Fritelle e palloncini: In the meantime, a few sun rays might break through the fog. Or, it might continue raining and the rain might even get harder. If the weather is good, a lot of food stalls pop up on Rio Terà dei Catechumeni. This collection of food and gift stalls is called La Fiera della Salute.
I’m usually drawn to the apples covered with red syrup. In former times, it used to be pomegranate syrup. You can also buy winter food, including a special mixture of honey and pino mugo, which is a favorite home-made remedy to fight off coughs and a sore throat.
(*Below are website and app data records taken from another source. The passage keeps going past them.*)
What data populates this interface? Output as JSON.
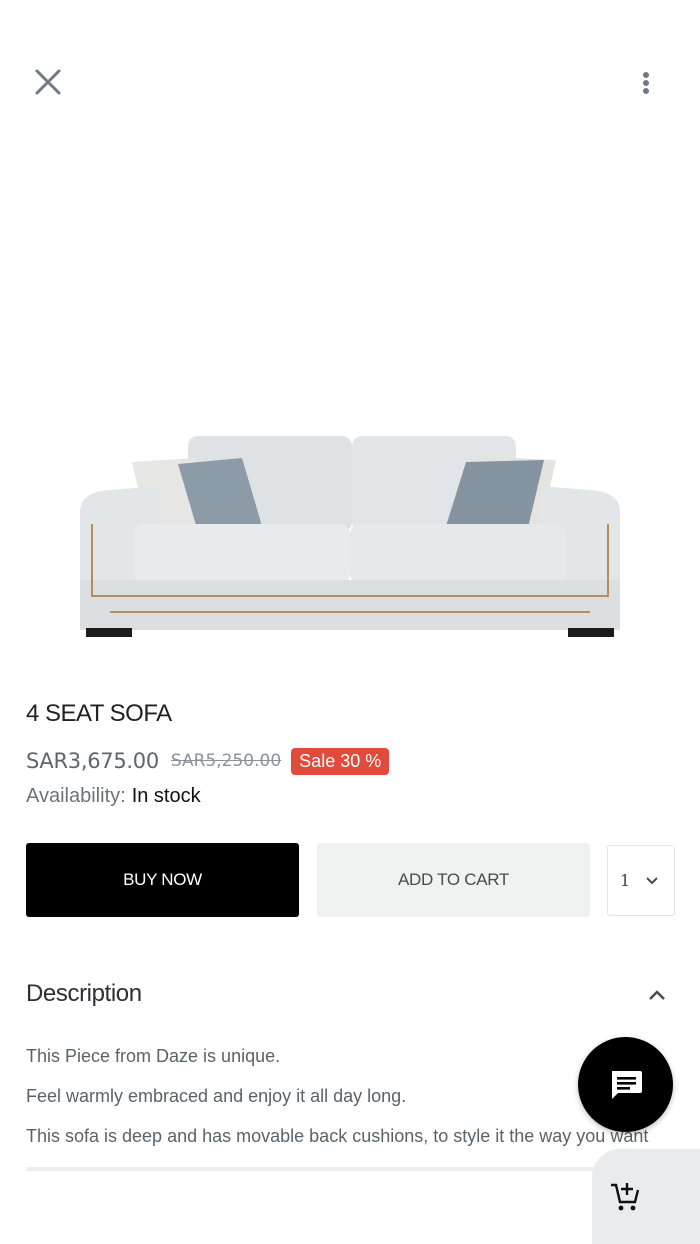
{
  "top_bar": {
    "close_icon": "close-icon",
    "more_icon": "more-vertical-icon"
  },
  "product": {
    "title": "4 SEAT SOFA",
    "price": "SAR3,675.00",
    "old_price": "SAR5,250.00",
    "sale_badge": "Sale 30 %",
    "availability_label": "Availability:",
    "availability_value": "In stock",
    "image_icon": "sofa-image"
  },
  "actions": {
    "buy_now": "BUY NOW",
    "add_to_cart": "ADD TO CART",
    "quantity": "1"
  },
  "description": {
    "heading": "Description",
    "lines": [
      "This Piece from Daze is unique.",
      "Feel warmly embraced and enjoy it all day long.",
      "This sofa is deep and has movable back cushions, to style it the way you want"
    ]
  },
  "colors": {
    "sale": "#e24b3b",
    "primary_button": "#000000",
    "secondary_button": "#f0f1f1"
  }
}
Il menu della Salute: If you want to taste fritole (frittelles) out of season, you can do that on 21 November. Bakeries and pastry stores offer the classic varieties but you also get focacce as Christmas is just round the corner. Venetian children receive little gifts, sweets and palloncini (balloons) from the stalls lined up on Rio Terà dei Catecumeni and beyond. And then finally, for lunch, Venetians still eat castradina, mutton stew with cabbage based on an ancient recipe of the 16th century. You can read more about the Menu Venetians eat on 21 November on my food blog soon!
Il tempo a Novembre: Leaves are usually green, even wisteria … it’s the fig trees showing signs of autumn as their leaves are the first to turn yellow, followed by the ginkgo trees in the Giardini Reali. If it were not for the fog (caìgo) and the diffuse light resulting from the sun rays filtering through, you could imagine it was early spring…
Lettura storica – Historical Reading: Get a broad picture about the bubonic plague that hit Venice in 1630, described by Alessandro Manzoni in his book “I promessi sposi“. Click here for an Italian website offering a good description of the novel. When you go to school in Italy, this is basic reading for all pupils at the scuole medie. In English, this book is titled “The Betrothed“.